In full and without alteration, write out the data below.
Data extract START
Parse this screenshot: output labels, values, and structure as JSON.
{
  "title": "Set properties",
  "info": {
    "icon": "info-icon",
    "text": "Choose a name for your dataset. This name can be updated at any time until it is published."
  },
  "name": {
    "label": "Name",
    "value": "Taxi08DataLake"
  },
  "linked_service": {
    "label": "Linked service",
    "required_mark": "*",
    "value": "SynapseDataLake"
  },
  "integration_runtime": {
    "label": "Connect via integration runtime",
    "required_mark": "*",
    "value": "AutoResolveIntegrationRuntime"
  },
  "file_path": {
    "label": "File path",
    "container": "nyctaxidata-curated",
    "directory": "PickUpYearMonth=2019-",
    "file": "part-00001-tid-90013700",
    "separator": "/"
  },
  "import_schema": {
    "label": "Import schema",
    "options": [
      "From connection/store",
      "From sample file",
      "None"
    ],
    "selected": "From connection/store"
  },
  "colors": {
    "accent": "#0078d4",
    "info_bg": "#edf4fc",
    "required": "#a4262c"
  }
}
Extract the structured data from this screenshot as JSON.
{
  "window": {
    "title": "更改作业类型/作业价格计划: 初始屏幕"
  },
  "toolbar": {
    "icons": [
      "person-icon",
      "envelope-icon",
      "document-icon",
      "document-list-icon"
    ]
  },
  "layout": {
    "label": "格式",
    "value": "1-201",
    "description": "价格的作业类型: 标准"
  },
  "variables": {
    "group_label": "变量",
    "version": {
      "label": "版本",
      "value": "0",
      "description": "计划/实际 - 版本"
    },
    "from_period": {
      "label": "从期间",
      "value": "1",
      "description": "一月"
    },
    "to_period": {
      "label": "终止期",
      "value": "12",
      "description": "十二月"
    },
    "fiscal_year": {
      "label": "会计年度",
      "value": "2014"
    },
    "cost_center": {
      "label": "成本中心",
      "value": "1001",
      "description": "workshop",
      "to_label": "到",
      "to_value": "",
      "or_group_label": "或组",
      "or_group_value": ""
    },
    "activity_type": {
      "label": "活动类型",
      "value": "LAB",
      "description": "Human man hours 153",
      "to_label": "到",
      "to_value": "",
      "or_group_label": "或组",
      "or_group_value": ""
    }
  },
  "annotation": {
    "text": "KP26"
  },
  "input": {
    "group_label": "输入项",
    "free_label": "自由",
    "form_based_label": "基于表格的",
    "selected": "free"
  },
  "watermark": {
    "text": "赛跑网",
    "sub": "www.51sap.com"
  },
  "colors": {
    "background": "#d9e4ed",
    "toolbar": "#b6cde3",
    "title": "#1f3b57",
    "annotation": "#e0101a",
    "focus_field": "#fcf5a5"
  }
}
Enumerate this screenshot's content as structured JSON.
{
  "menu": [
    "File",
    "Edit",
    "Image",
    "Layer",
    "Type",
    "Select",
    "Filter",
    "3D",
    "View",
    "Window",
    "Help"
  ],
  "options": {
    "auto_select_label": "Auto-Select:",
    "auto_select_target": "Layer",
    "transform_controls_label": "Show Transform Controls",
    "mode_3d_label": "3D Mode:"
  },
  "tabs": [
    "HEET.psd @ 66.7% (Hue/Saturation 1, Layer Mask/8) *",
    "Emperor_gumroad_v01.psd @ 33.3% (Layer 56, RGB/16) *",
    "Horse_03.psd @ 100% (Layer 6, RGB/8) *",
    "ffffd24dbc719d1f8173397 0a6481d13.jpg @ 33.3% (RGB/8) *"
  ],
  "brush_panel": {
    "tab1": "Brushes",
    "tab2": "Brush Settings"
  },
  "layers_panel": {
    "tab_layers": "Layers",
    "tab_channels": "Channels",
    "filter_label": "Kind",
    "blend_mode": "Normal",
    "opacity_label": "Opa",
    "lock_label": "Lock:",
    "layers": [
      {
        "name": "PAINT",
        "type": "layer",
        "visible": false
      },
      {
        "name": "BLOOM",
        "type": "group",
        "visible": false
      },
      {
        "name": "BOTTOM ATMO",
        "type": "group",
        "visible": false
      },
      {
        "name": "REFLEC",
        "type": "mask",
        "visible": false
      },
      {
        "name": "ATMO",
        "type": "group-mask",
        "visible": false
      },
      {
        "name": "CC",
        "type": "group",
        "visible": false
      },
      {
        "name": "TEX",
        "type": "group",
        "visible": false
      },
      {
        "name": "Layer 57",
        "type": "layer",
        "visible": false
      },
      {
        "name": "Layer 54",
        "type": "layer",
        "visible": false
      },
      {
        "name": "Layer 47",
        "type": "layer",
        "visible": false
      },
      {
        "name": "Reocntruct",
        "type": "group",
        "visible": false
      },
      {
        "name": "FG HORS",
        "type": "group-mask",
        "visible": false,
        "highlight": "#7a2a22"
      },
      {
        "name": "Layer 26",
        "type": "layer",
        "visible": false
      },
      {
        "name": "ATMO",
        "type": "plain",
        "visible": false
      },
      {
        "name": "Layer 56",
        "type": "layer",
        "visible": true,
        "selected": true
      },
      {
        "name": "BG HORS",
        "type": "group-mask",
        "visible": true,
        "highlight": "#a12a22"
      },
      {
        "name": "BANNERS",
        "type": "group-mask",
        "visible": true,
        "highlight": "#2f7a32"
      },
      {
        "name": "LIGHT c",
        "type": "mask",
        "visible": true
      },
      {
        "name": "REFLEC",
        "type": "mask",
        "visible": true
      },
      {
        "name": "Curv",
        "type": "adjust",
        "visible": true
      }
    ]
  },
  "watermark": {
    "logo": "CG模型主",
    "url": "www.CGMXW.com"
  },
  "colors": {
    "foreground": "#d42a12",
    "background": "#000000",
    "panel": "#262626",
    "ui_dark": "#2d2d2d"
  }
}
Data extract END
Result below
Parse this screenshot: output labels, values, and structure as JSON.
{
  "title": "Set properties",
  "info": {
    "icon": "info-icon",
    "text": "Choose a name for your dataset. This name can be updated at any time until it is published."
  },
  "name": {
    "label": "Name",
    "value": "Taxi08DataLake"
  },
  "linked_service": {
    "label": "Linked service",
    "required_mark": "*",
    "value": "SynapseDataLake"
  },
  "integration_runtime": {
    "label": "Connect via integration runtime",
    "required_mark": "*",
    "value": "AutoResolveIntegrationRuntime"
  },
  "file_path": {
    "label": "File path",
    "container": "nyctaxidata-curated",
    "directory": "PickUpYearMonth=2019-",
    "file": "part-00001-tid-90013700",
    "separator": "/"
  },
  "import_schema": {
    "label": "Import schema",
    "options": [
      "From connection/store",
      "From sample file",
      "None"
    ],
    "selected": "From connection/store"
  },
  "colors": {
    "accent": "#0078d4",
    "info_bg": "#edf4fc",
    "required": "#a4262c"
  }
}
Extract the structured data from this screenshot as JSON.
{
  "window": {
    "title": "更改作业类型/作业价格计划: 初始屏幕"
  },
  "toolbar": {
    "icons": [
      "person-icon",
      "envelope-icon",
      "document-icon",
      "document-list-icon"
    ]
  },
  "layout": {
    "label": "格式",
    "value": "1-201",
    "description": "价格的作业类型: 标准"
  },
  "variables": {
    "group_label": "变量",
    "version": {
      "label": "版本",
      "value": "0",
      "description": "计划/实际 - 版本"
    },
    "from_period": {
      "label": "从期间",
      "value": "1",
      "description": "一月"
    },
    "to_period": {
      "label": "终止期",
      "value": "12",
      "description": "十二月"
    },
    "fiscal_year": {
      "label": "会计年度",
      "value": "2014"
    },
    "cost_center": {
      "label": "成本中心",
      "value": "1001",
      "description": "workshop",
      "to_label": "到",
      "to_value": "",
      "or_group_label": "或组",
      "or_group_value": ""
    },
    "activity_type": {
      "label": "活动类型",
      "value": "LAB",
      "description": "Human man hours 153",
      "to_label": "到",
      "to_value": "",
      "or_group_label": "或组",
      "or_group_value": ""
    }
  },
  "annotation": {
    "text": "KP26"
  },
  "input": {
    "group_label": "输入项",
    "free_label": "自由",
    "form_based_label": "基于表格的",
    "selected": "free"
  },
  "watermark": {
    "text": "赛跑网",
    "sub": "www.51sap.com"
  },
  "colors": {
    "background": "#d9e4ed",
    "toolbar": "#b6cde3",
    "title": "#1f3b57",
    "annotation": "#e0101a",
    "focus_field": "#fcf5a5"
  }
}
Enumerate this screenshot's content as structured JSON.
{
  "menu": [
    "File",
    "Edit",
    "Image",
    "Layer",
    "Type",
    "Select",
    "Filter",
    "3D",
    "View",
    "Window",
    "Help"
  ],
  "options": {
    "auto_select_label": "Auto-Select:",
    "auto_select_target": "Layer",
    "transform_controls_label": "Show Transform Controls",
    "mode_3d_label": "3D Mode:"
  },
  "tabs": [
    "HEET.psd @ 66.7% (Hue/Saturation 1, Layer Mask/8) *",
    "Emperor_gumroad_v01.psd @ 33.3% (Layer 56, RGB/16) *",
    "Horse_03.psd @ 100% (Layer 6, RGB/8) *",
    "ffffd24dbc719d1f8173397 0a6481d13.jpg @ 33.3% (RGB/8) *"
  ],
  "brush_panel": {
    "tab1": "Brushes",
    "tab2": "Brush Settings"
  },
  "layers_panel": {
    "tab_layers": "Layers",
    "tab_channels": "Channels",
    "filter_label": "Kind",
    "blend_mode": "Normal",
    "opacity_label": "Opa",
    "lock_label": "Lock:",
    "layers": [
      {
        "name": "PAINT",
        "type": "layer",
        "visible": false
      },
      {
        "name": "BLOOM",
        "type": "group",
        "visible": false
      },
      {
        "name": "BOTTOM ATMO",
        "type": "group",
        "visible": false
      },
      {
        "name": "REFLEC",
        "type": "mask",
        "visible": false
      },
      {
        "name": "ATMO",
        "type": "group-mask",
        "visible": false
      },
      {
        "name": "CC",
        "type": "group",
        "visible": false
      },
      {
        "name": "TEX",
        "type": "group",
        "visible": false
      },
      {
        "name": "Layer 57",
        "type": "layer",
        "visible": false
      },
      {
        "name": "Layer 54",
        "type": "layer",
        "visible": false
      },
      {
        "name": "Layer 47",
        "type": "layer",
        "visible": false
      },
      {
        "name": "Reocntruct",
        "type": "group",
        "visible": false
      },
      {
        "name": "FG HORS",
        "type": "group-mask",
        "visible": false,
        "highlight": "#7a2a22"
      },
      {
        "name": "Layer 26",
        "type": "layer",
        "visible": false
      },
      {
        "name": "ATMO",
        "type": "plain",
        "visible": false
      },
      {
        "name": "Layer 56",
        "type": "layer",
        "visible": true,
        "selected": true
      },
      {
        "name": "BG HORS",
        "type": "group-mask",
        "visible": true,
        "highlight": "#a12a22"
      },
      {
        "name": "BANNERS",
        "type": "group-mask",
        "visible": true,
        "highlight": "#2f7a32"
      },
      {
        "name": "LIGHT c",
        "type": "mask",
        "visible": true
      },
      {
        "name": "REFLEC",
        "type": "mask",
        "visible": true
      },
      {
        "name": "Curv",
        "type": "adjust",
        "visible": true
      }
    ]
  },
  "watermark": {
    "logo": "CG模型主",
    "url": "www.CGMXW.com"
  },
  "colors": {
    "foreground": "#d42a12",
    "background": "#000000",
    "panel": "#262626",
    "ui_dark": "#2d2d2d"
  }
}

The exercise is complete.